Retrieved 20 April Anders Breivik's chilling anti-feminism , The Guardian , 27 July The Prague Post. Archived from the original on 31 May Archived from the original on 17 January Bloomberg L.

Retrieved 27 December Verdens Gang in Norwegian. Retrieved 30 May Retrieved 4 January Retrieved 10 April New York Times.

Norwegian Broadcasting Corporation. Retrieved 22 June Dagen in Norwegian. Expo in Swedish. Retrieved 1 December Retrieved 13 March Sydney Morning Herald.

Aftenposten, morgen. Aker hospital, Oslo, February A boy. Name of parents. In Norwegian: Aker sykehus, The Daily Telegraph.

Archived from the original on 26 July Dagbladet Interview in Norwegian. Retrieved 27 April Retrieved 29 November Times Union. Retrieved 29 July The Guardian UK.

Sky News. Retrieved 24 July Verdens Gang. Dagbladet in Norwegian. Retrieved 3 April Archived from the original on 29 July Retrieved 13 April Breivik disputes this.

He was also shoplifting. But I was always willing to see him, and he knew that. It was Anders who cut it off. His decision, not mine.

NRK special. Han ble fritatt fra verneplikt, og dermed har han ikke spesialutdanning eller utenlandsoppdrag for Forsvaret. He was exempt from conscription and therefore does not have military training or service abroad.

Retrieved 2 August In the passage, in which he argues loose sexual mores have undermined Western civilisation, he claims his mother was forced into early retirement by genital herpes.

Elisabeth Breivik was interviewed by US federal agents in July, weeks after her brother's attack. France news. German news. Italy news. Spanish news.

Russian news. European Union. Terms and Conditions. Style Book. Weather Forecast. Accessibility links Skip to article Skip to navigation.

Monday 22 June Anders Behring Breivik's sister warned mother about his behaviour two years ago Anders Behring Breivik's half-sister warned his mother about his erratic behaviour more than two years ago, according to the psychiatric evaluation of the self-confessed mass-killer released last week.

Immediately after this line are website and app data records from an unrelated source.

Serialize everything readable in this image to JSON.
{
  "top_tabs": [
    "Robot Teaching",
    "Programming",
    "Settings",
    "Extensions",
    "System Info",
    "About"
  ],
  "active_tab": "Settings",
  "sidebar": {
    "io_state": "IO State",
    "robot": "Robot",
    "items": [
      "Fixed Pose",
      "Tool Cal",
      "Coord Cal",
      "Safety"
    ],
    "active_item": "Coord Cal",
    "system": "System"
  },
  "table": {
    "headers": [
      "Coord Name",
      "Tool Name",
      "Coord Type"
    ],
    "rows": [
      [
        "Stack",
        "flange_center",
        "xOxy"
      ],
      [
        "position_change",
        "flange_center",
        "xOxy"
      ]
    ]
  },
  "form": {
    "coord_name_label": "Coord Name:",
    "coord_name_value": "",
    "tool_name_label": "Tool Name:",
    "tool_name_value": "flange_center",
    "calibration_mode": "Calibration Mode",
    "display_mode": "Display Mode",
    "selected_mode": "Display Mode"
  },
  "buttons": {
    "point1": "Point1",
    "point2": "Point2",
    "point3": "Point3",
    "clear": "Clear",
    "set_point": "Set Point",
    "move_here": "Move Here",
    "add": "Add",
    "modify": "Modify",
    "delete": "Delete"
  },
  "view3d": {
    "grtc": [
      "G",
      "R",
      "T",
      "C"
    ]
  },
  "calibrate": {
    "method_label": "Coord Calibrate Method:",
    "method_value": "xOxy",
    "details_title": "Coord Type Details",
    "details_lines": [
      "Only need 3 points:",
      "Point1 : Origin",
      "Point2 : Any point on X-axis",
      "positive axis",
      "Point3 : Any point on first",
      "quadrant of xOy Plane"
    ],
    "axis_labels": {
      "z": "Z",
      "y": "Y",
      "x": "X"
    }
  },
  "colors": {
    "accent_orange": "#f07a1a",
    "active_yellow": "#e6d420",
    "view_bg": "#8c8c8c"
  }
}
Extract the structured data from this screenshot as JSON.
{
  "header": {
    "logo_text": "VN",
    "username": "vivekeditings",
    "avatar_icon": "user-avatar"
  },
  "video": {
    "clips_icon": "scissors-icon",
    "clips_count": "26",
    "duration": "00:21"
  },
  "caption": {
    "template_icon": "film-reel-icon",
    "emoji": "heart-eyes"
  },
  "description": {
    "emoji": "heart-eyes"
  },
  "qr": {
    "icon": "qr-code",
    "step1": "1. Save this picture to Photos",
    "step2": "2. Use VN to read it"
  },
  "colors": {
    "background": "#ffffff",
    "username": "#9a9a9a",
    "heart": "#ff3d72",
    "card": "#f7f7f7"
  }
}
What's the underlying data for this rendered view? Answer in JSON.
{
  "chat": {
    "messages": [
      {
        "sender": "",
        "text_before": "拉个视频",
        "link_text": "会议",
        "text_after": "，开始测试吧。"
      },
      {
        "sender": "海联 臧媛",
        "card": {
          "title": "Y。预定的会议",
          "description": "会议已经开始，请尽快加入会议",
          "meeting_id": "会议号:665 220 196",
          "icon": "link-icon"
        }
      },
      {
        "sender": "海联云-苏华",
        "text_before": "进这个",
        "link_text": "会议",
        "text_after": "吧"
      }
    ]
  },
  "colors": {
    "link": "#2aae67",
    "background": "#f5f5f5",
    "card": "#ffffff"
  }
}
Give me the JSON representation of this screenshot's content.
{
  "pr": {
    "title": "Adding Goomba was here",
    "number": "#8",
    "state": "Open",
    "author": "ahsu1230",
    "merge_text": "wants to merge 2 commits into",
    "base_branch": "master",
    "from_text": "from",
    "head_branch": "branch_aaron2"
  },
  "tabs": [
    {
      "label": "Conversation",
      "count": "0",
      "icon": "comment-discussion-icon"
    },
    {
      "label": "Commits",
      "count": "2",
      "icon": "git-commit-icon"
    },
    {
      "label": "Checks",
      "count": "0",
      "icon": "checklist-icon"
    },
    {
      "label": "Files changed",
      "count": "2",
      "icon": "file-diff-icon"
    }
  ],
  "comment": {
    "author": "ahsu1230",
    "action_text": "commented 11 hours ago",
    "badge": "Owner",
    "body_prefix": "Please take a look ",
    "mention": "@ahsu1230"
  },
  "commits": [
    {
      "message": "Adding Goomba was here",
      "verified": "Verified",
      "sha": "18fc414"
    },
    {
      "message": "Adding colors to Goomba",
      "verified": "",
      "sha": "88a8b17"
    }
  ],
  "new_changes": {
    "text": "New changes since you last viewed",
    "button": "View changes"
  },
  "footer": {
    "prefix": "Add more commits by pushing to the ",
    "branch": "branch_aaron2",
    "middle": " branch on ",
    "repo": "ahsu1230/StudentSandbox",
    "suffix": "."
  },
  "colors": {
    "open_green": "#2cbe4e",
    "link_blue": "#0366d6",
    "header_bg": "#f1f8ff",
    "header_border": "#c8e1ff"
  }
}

Breivik with his half sister Elisabeth and mother Wenche.

We'll assume you're ok with this, but you can this web page if you wish. Es kam einfach so. Diesen Namen benutzte er bereits in Zusammenhang mit einer Unternehmensgründung. Später sagte er, die Partei sei ihm am Ende zu liberal gewesen. Vermissen Sie Anders? Und eine sehr problematische Kindheit bei ihrer Mutter, die krank war und die Schuld daran ihrer Tochter gab. Er muss eine Art von Intelligenz haben, um click at this page Taten zu begehen. Ich habe ja check this out viele Briefe bekommen. Sie haben seine Stimme seit neun Jahren nicht gehört und ihn seit zwanzig Jahren nicht gesehen. This category only includes Jenseits Von Eden Film that ensures basic functionalities and security features of the website.